## TASK PROMPT
Write the records out once more. Leave each line exactly as given.

[Stored dataset items]
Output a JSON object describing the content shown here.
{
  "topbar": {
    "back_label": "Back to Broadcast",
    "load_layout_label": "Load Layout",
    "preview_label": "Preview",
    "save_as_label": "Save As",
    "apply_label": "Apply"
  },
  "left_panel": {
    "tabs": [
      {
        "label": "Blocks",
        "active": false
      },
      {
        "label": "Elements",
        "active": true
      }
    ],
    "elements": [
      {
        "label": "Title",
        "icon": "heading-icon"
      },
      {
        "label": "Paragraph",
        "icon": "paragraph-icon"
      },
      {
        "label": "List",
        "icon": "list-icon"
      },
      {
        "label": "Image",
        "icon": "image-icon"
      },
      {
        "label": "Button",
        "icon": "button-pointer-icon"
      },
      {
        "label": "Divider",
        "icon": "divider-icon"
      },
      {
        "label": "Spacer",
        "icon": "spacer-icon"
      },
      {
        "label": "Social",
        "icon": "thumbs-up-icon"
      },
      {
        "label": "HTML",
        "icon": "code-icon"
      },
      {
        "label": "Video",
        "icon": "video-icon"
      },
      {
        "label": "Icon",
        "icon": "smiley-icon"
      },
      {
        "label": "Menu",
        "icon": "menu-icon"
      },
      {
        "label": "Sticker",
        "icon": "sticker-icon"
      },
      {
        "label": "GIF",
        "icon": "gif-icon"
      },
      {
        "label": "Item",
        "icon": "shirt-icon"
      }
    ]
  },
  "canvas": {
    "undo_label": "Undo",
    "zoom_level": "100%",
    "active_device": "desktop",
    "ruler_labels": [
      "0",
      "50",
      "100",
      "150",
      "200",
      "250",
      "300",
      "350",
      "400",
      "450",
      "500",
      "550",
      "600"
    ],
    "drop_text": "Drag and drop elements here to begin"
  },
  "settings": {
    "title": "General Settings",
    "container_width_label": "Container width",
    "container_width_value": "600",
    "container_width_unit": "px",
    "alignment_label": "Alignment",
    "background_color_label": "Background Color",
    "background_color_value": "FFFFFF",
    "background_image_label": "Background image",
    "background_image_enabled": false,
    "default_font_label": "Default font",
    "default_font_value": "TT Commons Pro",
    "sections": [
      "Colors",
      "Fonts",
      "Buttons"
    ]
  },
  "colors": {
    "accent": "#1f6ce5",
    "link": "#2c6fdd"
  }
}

## THE ANSWER
Output a JSON object describing the content shown here.
{
  "topbar": {
    "back_label": "Back to Broadcast",
    "load_layout_label": "Load Layout",
    "preview_label": "Preview",
    "save_as_label": "Save As",
    "apply_label": "Apply"
  },
  "left_panel": {
    "tabs": [
      {
        "label": "Blocks",
        "active": false
      },
      {
        "label": "Elements",
        "active": true
      }
    ],
    "elements": [
      {
        "label": "Title",
        "icon": "heading-icon"
      },
      {
        "label": "Paragraph",
        "icon": "paragraph-icon"
      },
      {
        "label": "List",
        "icon": "list-icon"
      },
      {
        "label": "Image",
        "icon": "image-icon"
      },
      {
        "label": "Button",
        "icon": "button-pointer-icon"
      },
      {
        "label": "Divider",
        "icon": "divider-icon"
      },
      {
        "label": "Spacer",
        "icon": "spacer-icon"
      },
      {
        "label": "Social",
        "icon": "thumbs-up-icon"
      },
      {
        "label": "HTML",
        "icon": "code-icon"
      },
      {
        "label": "Video",
        "icon": "video-icon"
      },
      {
        "label": "Icon",
        "icon": "smiley-icon"
      },
      {
        "label": "Menu",
        "icon": "menu-icon"
      },
      {
        "label": "Sticker",
        "icon": "sticker-icon"
      },
      {
        "label": "GIF",
        "icon": "gif-icon"
      },
      {
        "label": "Item",
        "icon": "shirt-icon"
      }
    ]
  },
  "canvas": {
    "undo_label": "Undo",
    "zoom_level": "100%",
    "active_device": "desktop",
    "ruler_labels": [
      "0",
      "50",
      "100",
      "150",
      "200",
      "250",
      "300",
      "350",
      "400",
      "450",
      "500",
      "550",
      "600"
    ],
    "drop_text": "Drag and drop elements here to begin"
  },
  "settings": {
    "title": "General Settings",
    "container_width_label": "Container width",
    "container_width_value": "600",
    "container_width_unit": "px",
    "alignment_label": "Alignment",
    "background_color_label": "Background Color",
    "background_color_value": "FFFFFF",
    "background_image_label": "Background image",
    "background_image_enabled": false,
    "default_font_label": "Default font",
    "default_font_value": "TT Commons Pro",
    "sections": [
      "Colors",
      "Fonts",
      "Buttons"
    ]
  },
  "colors": {
    "accent": "#1f6ce5",
    "link": "#2c6fdd"
  }
}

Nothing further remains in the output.